- _Problem_:
Where the listing shows an image, skip it and output all other material unchanged.

- _Records for this exercise_:
◆ ◆ ◆ ◆ ◆

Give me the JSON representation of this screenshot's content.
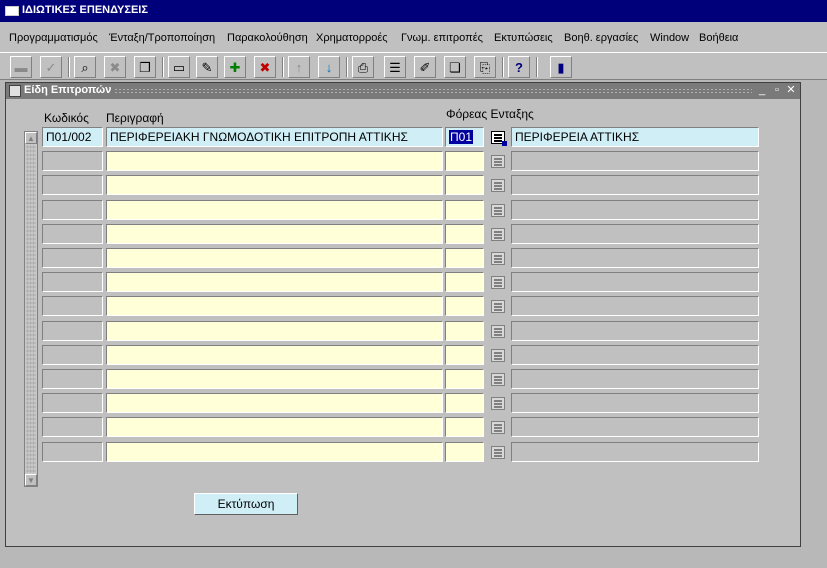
{
  "window": {
    "title": "ΙΔΙΩΤΙΚΕΣ ΕΠΕΝΔΥΣΕΙΣ"
  },
  "menu": [
    "Προγραμματισμός",
    "Ένταξη/Τροποποίηση",
    "Παρακολούθηση",
    "Χρηματορροές",
    "Γνωμ. επιτροπές",
    "Εκτυπώσεις",
    "Βοηθ. εργασίες",
    "Window",
    "Βοήθεια"
  ],
  "toolbar": {
    "icons": [
      "save-icon",
      "accept-icon",
      "search-icon",
      "clear-icon",
      "copy-icon",
      "delete-record-icon",
      "edit-icon",
      "insert-record-icon",
      "remove-record-icon",
      "previous-icon",
      "next-icon",
      "print-icon",
      "list-icon",
      "edit-field-icon",
      "copy-field-icon",
      "paste-icon",
      "help-icon",
      "exit-icon"
    ]
  },
  "form": {
    "title": "Είδη Επιτροπών",
    "headers": {
      "code": "Κωδικός",
      "description": "Περιγραφή",
      "org": "Φόρεας Ενταξης"
    },
    "rows": [
      {
        "code": "Π01/002",
        "description": "ΠΕΡΙΦΕΡΕΙΑΚΗ ΓΝΩΜΟΔΟΤΙΚΗ ΕΠΙΤΡΟΠΗ ΑΤΤΙΚΗΣ",
        "org_code": "Π01",
        "org_name": "ΠΕΡΙΦΕΡΕΙΑ ΑΤΤΙΚΗΣ"
      },
      {
        "code": "",
        "description": "",
        "org_code": "",
        "org_name": ""
      },
      {
        "code": "",
        "description": "",
        "org_code": "",
        "org_name": ""
      },
      {
        "code": "",
        "description": "",
        "org_code": "",
        "org_name": ""
      },
      {
        "code": "",
        "description": "",
        "org_code": "",
        "org_name": ""
      },
      {
        "code": "",
        "description": "",
        "org_code": "",
        "org_name": ""
      },
      {
        "code": "",
        "description": "",
        "org_code": "",
        "org_name": ""
      },
      {
        "code": "",
        "description": "",
        "org_code": "",
        "org_name": ""
      },
      {
        "code": "",
        "description": "",
        "org_code": "",
        "org_name": ""
      },
      {
        "code": "",
        "description": "",
        "org_code": "",
        "org_name": ""
      },
      {
        "code": "",
        "description": "",
        "org_code": "",
        "org_name": ""
      },
      {
        "code": "",
        "description": "",
        "org_code": "",
        "org_name": ""
      },
      {
        "code": "",
        "description": "",
        "org_code": "",
        "org_name": ""
      },
      {
        "code": "",
        "description": "",
        "org_code": "",
        "org_name": ""
      }
    ],
    "print_button": "Εκτύπωση"
  }
}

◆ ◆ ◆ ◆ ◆

- _Result below_:
Give me the JSON representation of this screenshot's content.
{
  "window": {
    "title": "ΙΔΙΩΤΙΚΕΣ ΕΠΕΝΔΥΣΕΙΣ"
  },
  "menu": [
    "Προγραμματισμός",
    "Ένταξη/Τροποποίηση",
    "Παρακολούθηση",
    "Χρηματορροές",
    "Γνωμ. επιτροπές",
    "Εκτυπώσεις",
    "Βοηθ. εργασίες",
    "Window",
    "Βοήθεια"
  ],
  "toolbar": {
    "icons": [
      "save-icon",
      "accept-icon",
      "search-icon",
      "clear-icon",
      "copy-icon",
      "delete-record-icon",
      "edit-icon",
      "insert-record-icon",
      "remove-record-icon",
      "previous-icon",
      "next-icon",
      "print-icon",
      "list-icon",
      "edit-field-icon",
      "copy-field-icon",
      "paste-icon",
      "help-icon",
      "exit-icon"
    ]
  },
  "form": {
    "title": "Είδη Επιτροπών",
    "headers": {
      "code": "Κωδικός",
      "description": "Περιγραφή",
      "org": "Φόρεας Ενταξης"
    },
    "rows": [
      {
        "code": "Π01/002",
        "description": "ΠΕΡΙΦΕΡΕΙΑΚΗ ΓΝΩΜΟΔΟΤΙΚΗ ΕΠΙΤΡΟΠΗ ΑΤΤΙΚΗΣ",
        "org_code": "Π01",
        "org_name": "ΠΕΡΙΦΕΡΕΙΑ ΑΤΤΙΚΗΣ"
      },
      {
        "code": "",
        "description": "",
        "org_code": "",
        "org_name": ""
      },
      {
        "code": "",
        "description": "",
        "org_code": "",
        "org_name": ""
      },
      {
        "code": "",
        "description": "",
        "org_code": "",
        "org_name": ""
      },
      {
        "code": "",
        "description": "",
        "org_code": "",
        "org_name": ""
      },
      {
        "code": "",
        "description": "",
        "org_code": "",
        "org_name": ""
      },
      {
        "code": "",
        "description": "",
        "org_code": "",
        "org_name": ""
      },
      {
        "code": "",
        "description": "",
        "org_code": "",
        "org_name": ""
      },
      {
        "code": "",
        "description": "",
        "org_code": "",
        "org_name": ""
      },
      {
        "code": "",
        "description": "",
        "org_code": "",
        "org_name": ""
      },
      {
        "code": "",
        "description": "",
        "org_code": "",
        "org_name": ""
      },
      {
        "code": "",
        "description": "",
        "org_code": "",
        "org_name": ""
      },
      {
        "code": "",
        "description": "",
        "org_code": "",
        "org_name": ""
      },
      {
        "code": "",
        "description": "",
        "org_code": "",
        "org_name": ""
      }
    ],
    "print_button": "Εκτύπωση"
  }
}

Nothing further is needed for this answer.